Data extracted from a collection
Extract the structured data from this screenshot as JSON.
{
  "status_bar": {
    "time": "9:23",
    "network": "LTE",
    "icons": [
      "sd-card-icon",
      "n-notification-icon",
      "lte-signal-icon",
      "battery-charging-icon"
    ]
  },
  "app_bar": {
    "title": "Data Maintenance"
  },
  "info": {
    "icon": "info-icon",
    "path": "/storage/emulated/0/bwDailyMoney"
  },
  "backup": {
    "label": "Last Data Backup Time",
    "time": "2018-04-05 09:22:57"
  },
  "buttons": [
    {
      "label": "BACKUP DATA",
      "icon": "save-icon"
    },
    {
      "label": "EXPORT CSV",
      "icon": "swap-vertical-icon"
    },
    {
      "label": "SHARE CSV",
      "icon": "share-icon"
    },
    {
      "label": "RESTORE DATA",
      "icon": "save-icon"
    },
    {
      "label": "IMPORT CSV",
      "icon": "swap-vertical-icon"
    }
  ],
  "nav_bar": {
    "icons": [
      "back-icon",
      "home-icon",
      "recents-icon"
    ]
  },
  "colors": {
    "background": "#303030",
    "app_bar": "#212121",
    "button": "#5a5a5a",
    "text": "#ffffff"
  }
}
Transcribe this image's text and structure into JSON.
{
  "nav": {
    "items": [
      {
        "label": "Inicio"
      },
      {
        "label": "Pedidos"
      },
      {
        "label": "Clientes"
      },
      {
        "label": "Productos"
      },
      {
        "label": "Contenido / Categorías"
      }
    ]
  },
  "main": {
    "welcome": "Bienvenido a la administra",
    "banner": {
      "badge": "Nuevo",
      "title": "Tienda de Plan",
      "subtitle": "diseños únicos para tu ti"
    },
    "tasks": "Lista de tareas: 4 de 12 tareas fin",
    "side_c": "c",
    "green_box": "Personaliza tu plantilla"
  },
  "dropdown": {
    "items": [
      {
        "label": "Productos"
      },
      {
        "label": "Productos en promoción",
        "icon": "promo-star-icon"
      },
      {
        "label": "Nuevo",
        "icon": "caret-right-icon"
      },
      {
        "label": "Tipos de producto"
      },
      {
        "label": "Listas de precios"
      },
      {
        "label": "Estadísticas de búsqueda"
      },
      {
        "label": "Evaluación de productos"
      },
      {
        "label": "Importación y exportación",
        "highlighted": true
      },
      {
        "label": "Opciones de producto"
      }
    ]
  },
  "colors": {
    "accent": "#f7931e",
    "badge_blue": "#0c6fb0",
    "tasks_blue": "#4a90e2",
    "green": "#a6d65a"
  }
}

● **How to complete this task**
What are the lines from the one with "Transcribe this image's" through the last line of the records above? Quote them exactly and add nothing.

● **Your solution**
Transcribe this image's text and structure into JSON.
{
  "nav": {
    "items": [
      {
        "label": "Inicio"
      },
      {
        "label": "Pedidos"
      },
      {
        "label": "Clientes"
      },
      {
        "label": "Productos"
      },
      {
        "label": "Contenido / Categorías"
      }
    ]
  },
  "main": {
    "welcome": "Bienvenido a la administra",
    "banner": {
      "badge": "Nuevo",
      "title": "Tienda de Plan",
      "subtitle": "diseños únicos para tu ti"
    },
    "tasks": "Lista de tareas: 4 de 12 tareas fin",
    "side_c": "c",
    "green_box": "Personaliza tu plantilla"
  },
  "dropdown": {
    "items": [
      {
        "label": "Productos"
      },
      {
        "label": "Productos en promoción",
        "icon": "promo-star-icon"
      },
      {
        "label": "Nuevo",
        "icon": "caret-right-icon"
      },
      {
        "label": "Tipos de producto"
      },
      {
        "label": "Listas de precios"
      },
      {
        "label": "Estadísticas de búsqueda"
      },
      {
        "label": "Evaluación de productos"
      },
      {
        "label": "Importación y exportación",
        "highlighted": true
      },
      {
        "label": "Opciones de producto"
      }
    ]
  },
  "colors": {
    "accent": "#f7931e",
    "badge_blue": "#0c6fb0",
    "tasks_blue": "#4a90e2",
    "green": "#a6d65a"
  }
}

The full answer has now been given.